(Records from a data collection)
Segment Open

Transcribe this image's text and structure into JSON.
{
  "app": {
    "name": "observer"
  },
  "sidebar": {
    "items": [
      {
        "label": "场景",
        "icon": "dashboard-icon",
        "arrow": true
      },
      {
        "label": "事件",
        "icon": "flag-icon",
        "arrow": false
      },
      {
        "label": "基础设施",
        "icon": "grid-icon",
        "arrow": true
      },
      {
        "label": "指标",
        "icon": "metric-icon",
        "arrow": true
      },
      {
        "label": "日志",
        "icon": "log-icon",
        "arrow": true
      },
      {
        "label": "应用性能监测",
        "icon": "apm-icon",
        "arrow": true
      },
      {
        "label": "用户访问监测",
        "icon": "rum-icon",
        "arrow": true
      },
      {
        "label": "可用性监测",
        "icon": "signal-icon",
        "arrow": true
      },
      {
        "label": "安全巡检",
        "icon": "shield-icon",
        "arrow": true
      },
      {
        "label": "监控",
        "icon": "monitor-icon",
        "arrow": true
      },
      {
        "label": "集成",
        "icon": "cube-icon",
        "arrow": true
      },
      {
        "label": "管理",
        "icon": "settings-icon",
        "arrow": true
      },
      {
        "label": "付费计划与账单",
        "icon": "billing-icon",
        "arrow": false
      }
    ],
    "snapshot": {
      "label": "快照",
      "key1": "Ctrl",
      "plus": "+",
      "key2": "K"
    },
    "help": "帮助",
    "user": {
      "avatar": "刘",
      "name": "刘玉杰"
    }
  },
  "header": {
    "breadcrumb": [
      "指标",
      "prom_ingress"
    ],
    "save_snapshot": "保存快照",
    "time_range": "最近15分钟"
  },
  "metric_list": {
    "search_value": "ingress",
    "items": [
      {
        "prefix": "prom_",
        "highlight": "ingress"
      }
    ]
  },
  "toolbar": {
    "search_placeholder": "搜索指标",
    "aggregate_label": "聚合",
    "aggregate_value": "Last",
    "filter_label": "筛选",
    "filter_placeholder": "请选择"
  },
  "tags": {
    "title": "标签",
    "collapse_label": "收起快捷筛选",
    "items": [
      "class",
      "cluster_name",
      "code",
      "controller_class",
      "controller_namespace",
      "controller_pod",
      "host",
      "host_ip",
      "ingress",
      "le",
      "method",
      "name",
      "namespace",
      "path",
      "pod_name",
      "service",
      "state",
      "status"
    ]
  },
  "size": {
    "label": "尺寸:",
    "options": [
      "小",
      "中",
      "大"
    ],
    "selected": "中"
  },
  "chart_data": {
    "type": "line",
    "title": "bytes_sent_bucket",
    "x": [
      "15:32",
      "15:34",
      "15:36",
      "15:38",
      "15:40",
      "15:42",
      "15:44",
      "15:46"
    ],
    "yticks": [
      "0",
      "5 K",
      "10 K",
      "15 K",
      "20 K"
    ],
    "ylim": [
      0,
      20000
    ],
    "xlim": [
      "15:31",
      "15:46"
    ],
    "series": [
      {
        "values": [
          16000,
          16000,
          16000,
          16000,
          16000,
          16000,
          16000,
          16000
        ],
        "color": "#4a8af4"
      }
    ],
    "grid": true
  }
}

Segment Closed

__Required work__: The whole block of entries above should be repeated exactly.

__Your response__:
Transcribe this image's text and structure into JSON.
{
  "app": {
    "name": "observer"
  },
  "sidebar": {
    "items": [
      {
        "label": "场景",
        "icon": "dashboard-icon",
        "arrow": true
      },
      {
        "label": "事件",
        "icon": "flag-icon",
        "arrow": false
      },
      {
        "label": "基础设施",
        "icon": "grid-icon",
        "arrow": true
      },
      {
        "label": "指标",
        "icon": "metric-icon",
        "arrow": true
      },
      {
        "label": "日志",
        "icon": "log-icon",
        "arrow": true
      },
      {
        "label": "应用性能监测",
        "icon": "apm-icon",
        "arrow": true
      },
      {
        "label": "用户访问监测",
        "icon": "rum-icon",
        "arrow": true
      },
      {
        "label": "可用性监测",
        "icon": "signal-icon",
        "arrow": true
      },
      {
        "label": "安全巡检",
        "icon": "shield-icon",
        "arrow": true
      },
      {
        "label": "监控",
        "icon": "monitor-icon",
        "arrow": true
      },
      {
        "label": "集成",
        "icon": "cube-icon",
        "arrow": true
      },
      {
        "label": "管理",
        "icon": "settings-icon",
        "arrow": true
      },
      {
        "label": "付费计划与账单",
        "icon": "billing-icon",
        "arrow": false
      }
    ],
    "snapshot": {
      "label": "快照",
      "key1": "Ctrl",
      "plus": "+",
      "key2": "K"
    },
    "help": "帮助",
    "user": {
      "avatar": "刘",
      "name": "刘玉杰"
    }
  },
  "header": {
    "breadcrumb": [
      "指标",
      "prom_ingress"
    ],
    "save_snapshot": "保存快照",
    "time_range": "最近15分钟"
  },
  "metric_list": {
    "search_value": "ingress",
    "items": [
      {
        "prefix": "prom_",
        "highlight": "ingress"
      }
    ]
  },
  "toolbar": {
    "search_placeholder": "搜索指标",
    "aggregate_label": "聚合",
    "aggregate_value": "Last",
    "filter_label": "筛选",
    "filter_placeholder": "请选择"
  },
  "tags": {
    "title": "标签",
    "collapse_label": "收起快捷筛选",
    "items": [
      "class",
      "cluster_name",
      "code",
      "controller_class",
      "controller_namespace",
      "controller_pod",
      "host",
      "host_ip",
      "ingress",
      "le",
      "method",
      "name",
      "namespace",
      "path",
      "pod_name",
      "service",
      "state",
      "status"
    ]
  },
  "size": {
    "label": "尺寸:",
    "options": [
      "小",
      "中",
      "大"
    ],
    "selected": "中"
  },
  "chart_data": {
    "type": "line",
    "title": "bytes_sent_bucket",
    "x": [
      "15:32",
      "15:34",
      "15:36",
      "15:38",
      "15:40",
      "15:42",
      "15:44",
      "15:46"
    ],
    "yticks": [
      "0",
      "5 K",
      "10 K",
      "15 K",
      "20 K"
    ],
    "ylim": [
      0,
      20000
    ],
    "xlim": [
      "15:31",
      "15:46"
    ],
    "series": [
      {
        "values": [
          16000,
          16000,
          16000,
          16000,
          16000,
          16000,
          16000,
          16000
        ],
        "color": "#4a8af4"
      }
    ],
    "grid": true
  }
}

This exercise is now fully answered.